WASHINGTON (Reuters) -U.S. producer prices increased more than expected in September amid higher costs for energy products and food, but underlying inflation pressures at the factory gate continued to moderate.
The mixed report from the Labor Department on Wednesday was published ahead of the release on Thursday of September’s consumer price data, which is being closely watched for clues on whether the Federal Reserve will raise or keep interest rates unchanged against the backdrop of rising U.S. Treasury yields and conflict in the Middle East.
“The Fed has not finished the job and stamped inflation out completely yet, and if anything, policymakers have their work cut out for them as much of the inflation we see in producer prices is coming from food and energy prices that monetary policy has less effect on,” said Christopher Rupkey, chief economist at FWDBONDS in New York.
The producer price index for final demand rose 0.5% last month after accelerating by an unrevised 0.7% in August.
Economists polled by Reuters had expected the PPI to gain 0.3%. In the 12 months through September, the PPI increased 2.2% after advancing 2.0% in August.
The narrower measure of PPI, which strips out food, energy and trade services components, gained 0.2% after rising by the same margin in August. In the 12 months through September, the so-called core PPI increased 2.8% after climbing 2.9% in August.
Wholesale goods prices gained 0.9% last month, with a 3.3% rise in the cost of energy products accounting for nearly three-quarters of the increase. Goods prices jumped 2.0% in August. Gasoline prices rose 5.4%, making up more than 40% of the increase in the cost of goods last month. There also increases in the prices of jet fuel, electric power and diesel fuel.
Food prices rebounded 0.9%, with processed young chickens and meats costing more. But prices for fresh and dry vegetables declined 13.9%. Wood pulp and utility natural gas prices also declined.
Excluding the volatile food and energy components, core goods prices edged up 0.1% for the second straight month. This mostly reflects the normalization of supply chains, whose disruption fueled goods inflation in the aftermath of the COVID-19 pandemic.

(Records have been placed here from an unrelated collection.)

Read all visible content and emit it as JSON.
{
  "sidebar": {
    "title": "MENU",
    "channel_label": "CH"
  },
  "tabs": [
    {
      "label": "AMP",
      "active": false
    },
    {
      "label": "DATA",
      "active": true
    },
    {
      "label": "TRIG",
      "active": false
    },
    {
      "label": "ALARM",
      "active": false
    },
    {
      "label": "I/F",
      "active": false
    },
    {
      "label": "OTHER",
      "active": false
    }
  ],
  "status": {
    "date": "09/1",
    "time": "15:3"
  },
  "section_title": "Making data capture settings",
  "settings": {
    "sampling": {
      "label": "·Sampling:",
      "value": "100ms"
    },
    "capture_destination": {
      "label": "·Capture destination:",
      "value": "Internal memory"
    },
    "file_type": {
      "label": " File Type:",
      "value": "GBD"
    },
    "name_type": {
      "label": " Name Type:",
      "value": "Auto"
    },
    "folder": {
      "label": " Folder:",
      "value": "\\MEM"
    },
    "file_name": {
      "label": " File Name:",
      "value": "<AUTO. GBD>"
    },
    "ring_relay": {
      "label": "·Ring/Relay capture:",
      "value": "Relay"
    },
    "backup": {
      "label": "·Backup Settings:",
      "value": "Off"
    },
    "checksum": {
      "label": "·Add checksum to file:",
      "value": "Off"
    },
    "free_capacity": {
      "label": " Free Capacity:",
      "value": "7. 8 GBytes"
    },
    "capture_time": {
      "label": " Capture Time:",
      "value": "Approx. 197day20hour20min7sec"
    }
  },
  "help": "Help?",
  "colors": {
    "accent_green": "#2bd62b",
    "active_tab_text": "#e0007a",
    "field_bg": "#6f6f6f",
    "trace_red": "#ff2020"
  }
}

The cost of services increased 0.3%, boosted by a 13.9% surge in deposit services, after rising 0.2% in August. Prices for services less trade, transportation, and warehousing increased 0.3%. Trade services, which measure changes in margins received by wholesalers and retailers, climbed 0.5%. But the cost of transportation and warehousing services fell 0.4%.

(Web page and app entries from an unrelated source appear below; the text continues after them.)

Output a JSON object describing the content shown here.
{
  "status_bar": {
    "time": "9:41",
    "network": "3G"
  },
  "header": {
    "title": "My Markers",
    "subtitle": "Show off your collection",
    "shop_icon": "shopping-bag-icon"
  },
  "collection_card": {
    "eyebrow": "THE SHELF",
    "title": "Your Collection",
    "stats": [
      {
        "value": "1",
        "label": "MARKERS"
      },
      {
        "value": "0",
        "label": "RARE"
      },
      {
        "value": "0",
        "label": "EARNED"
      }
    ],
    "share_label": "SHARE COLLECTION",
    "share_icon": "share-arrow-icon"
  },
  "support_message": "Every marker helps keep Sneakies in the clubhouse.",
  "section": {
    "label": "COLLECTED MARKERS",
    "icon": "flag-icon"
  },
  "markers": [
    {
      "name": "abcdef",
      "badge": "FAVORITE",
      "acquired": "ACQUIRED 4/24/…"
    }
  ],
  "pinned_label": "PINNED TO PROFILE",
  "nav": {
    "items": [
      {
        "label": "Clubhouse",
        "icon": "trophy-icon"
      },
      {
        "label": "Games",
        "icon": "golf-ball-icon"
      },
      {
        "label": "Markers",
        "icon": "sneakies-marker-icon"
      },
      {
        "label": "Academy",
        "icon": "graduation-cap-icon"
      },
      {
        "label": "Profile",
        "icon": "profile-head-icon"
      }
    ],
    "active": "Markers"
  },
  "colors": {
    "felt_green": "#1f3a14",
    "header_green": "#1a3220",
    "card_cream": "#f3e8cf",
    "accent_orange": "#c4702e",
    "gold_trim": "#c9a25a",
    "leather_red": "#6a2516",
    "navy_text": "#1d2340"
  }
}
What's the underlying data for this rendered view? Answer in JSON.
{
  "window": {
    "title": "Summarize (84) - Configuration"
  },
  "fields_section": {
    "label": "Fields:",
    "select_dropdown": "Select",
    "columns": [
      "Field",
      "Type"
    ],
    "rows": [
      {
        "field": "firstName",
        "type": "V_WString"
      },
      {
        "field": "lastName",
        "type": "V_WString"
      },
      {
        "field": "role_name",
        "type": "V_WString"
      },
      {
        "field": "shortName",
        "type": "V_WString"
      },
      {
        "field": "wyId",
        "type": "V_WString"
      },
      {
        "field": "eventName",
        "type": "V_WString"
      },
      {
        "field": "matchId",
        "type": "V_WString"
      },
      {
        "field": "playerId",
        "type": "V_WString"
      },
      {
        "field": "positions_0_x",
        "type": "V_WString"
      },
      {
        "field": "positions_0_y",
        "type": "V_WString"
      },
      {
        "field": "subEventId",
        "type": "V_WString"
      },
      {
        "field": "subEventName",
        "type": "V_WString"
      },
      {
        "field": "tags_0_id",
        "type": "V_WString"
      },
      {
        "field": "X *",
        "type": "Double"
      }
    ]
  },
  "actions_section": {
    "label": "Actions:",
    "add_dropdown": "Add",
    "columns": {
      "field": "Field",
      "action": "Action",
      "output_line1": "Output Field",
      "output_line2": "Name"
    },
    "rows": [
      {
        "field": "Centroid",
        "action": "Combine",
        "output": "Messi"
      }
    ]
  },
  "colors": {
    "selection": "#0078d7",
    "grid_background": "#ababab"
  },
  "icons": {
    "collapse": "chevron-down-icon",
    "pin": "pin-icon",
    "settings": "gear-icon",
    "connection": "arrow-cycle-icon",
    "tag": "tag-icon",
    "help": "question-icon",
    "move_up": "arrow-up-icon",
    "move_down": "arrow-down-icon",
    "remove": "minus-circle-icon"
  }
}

The economy continues to forge ahead despite hefty rate hikes, creating 336,000 jobs in September, the most in eight months and almost double the amount economists had expected in a Reuters survey. Financial markets overwhelmingly anticipate the U.S. central bank will leave rates unchanged at its Oct. 31-Nov. 1 policy meeting, according to CME Group’s FedWatch tool
Top ranking Fed officials indicated on Monday that soaring yields on long-term U.S. government bonds could steer the central bank from further rate hikes. Since March 2022, the Fed has raised its benchmark overnight interest rate by 525 basis points to the current 5.25%-5.50% range.

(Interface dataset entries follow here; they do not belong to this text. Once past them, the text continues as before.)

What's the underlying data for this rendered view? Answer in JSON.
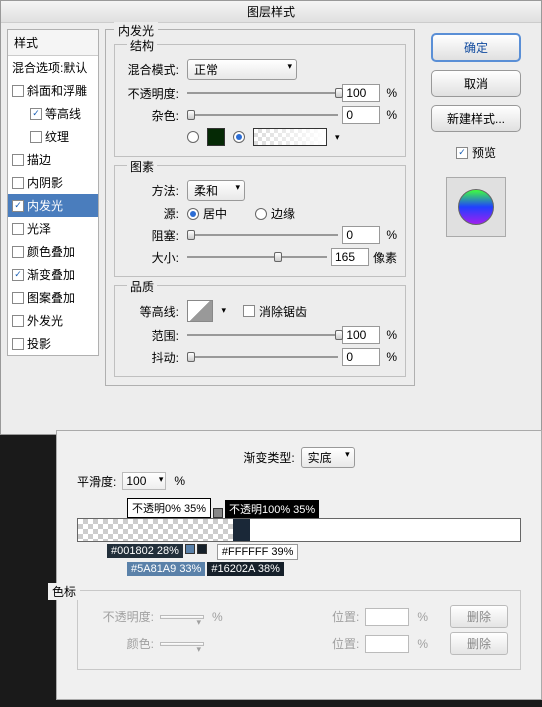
{
  "title": "图层样式",
  "styles_header": "样式",
  "blend_options": "混合选项:默认",
  "style_items": [
    {
      "label": "斜面和浮雕",
      "checked": false
    },
    {
      "label": "等高线",
      "checked": true,
      "indent": true
    },
    {
      "label": "纹理",
      "checked": false,
      "indent": true
    },
    {
      "label": "描边",
      "checked": false
    },
    {
      "label": "内阴影",
      "checked": false
    },
    {
      "label": "内发光",
      "checked": true,
      "selected": true
    },
    {
      "label": "光泽",
      "checked": false
    },
    {
      "label": "颜色叠加",
      "checked": false
    },
    {
      "label": "渐变叠加",
      "checked": true
    },
    {
      "label": "图案叠加",
      "checked": false
    },
    {
      "label": "外发光",
      "checked": false
    },
    {
      "label": "投影",
      "checked": false
    }
  ],
  "panel_title": "内发光",
  "section_structure": "结构",
  "blend_mode_label": "混合模式:",
  "blend_mode_value": "正常",
  "opacity_label": "不透明度:",
  "opacity_value": "100",
  "noise_label": "杂色:",
  "noise_value": "0",
  "pct": "%",
  "section_element": "图素",
  "method_label": "方法:",
  "method_value": "柔和",
  "source_label": "源:",
  "source_center": "居中",
  "source_edge": "边缘",
  "choke_label": "阻塞:",
  "choke_value": "0",
  "size_label": "大小:",
  "size_value": "165",
  "size_unit": "像素",
  "section_quality": "品质",
  "contour_label": "等高线:",
  "antialias_label": "消除锯齿",
  "range_label": "范围:",
  "range_value": "100",
  "jitter_label": "抖动:",
  "jitter_value": "0",
  "ok": "确定",
  "cancel": "取消",
  "new_style": "新建样式...",
  "preview_label": "预览",
  "grad": {
    "type_label": "渐变类型:",
    "type_value": "实底",
    "smooth_label": "平滑度:",
    "smooth_value": "100",
    "op_left": "不透明0% 35%",
    "op_right": "不透明100% 35%",
    "stop1": "#001802 28%",
    "stop2": "#5A81A9 33%",
    "stop3": "#16202A 38%",
    "stop4": "#FFFFFF 39%",
    "stops_title": "色标",
    "opacity_lbl": "不透明度:",
    "position_lbl": "位置:",
    "color_lbl": "颜色:",
    "delete": "删除"
  }
}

In September, there were increases in the costs of hotel and motel accommodation, healthcare. But prices for airline tickets fell 2.1%. The components go into the calculation of the personal consumption expenditures (PCE) price indexes, the inflation measures tracked by the Fed for its 2% target.
(Reporting by Lucia Mutikani; Editing by Chizu Nomiyama)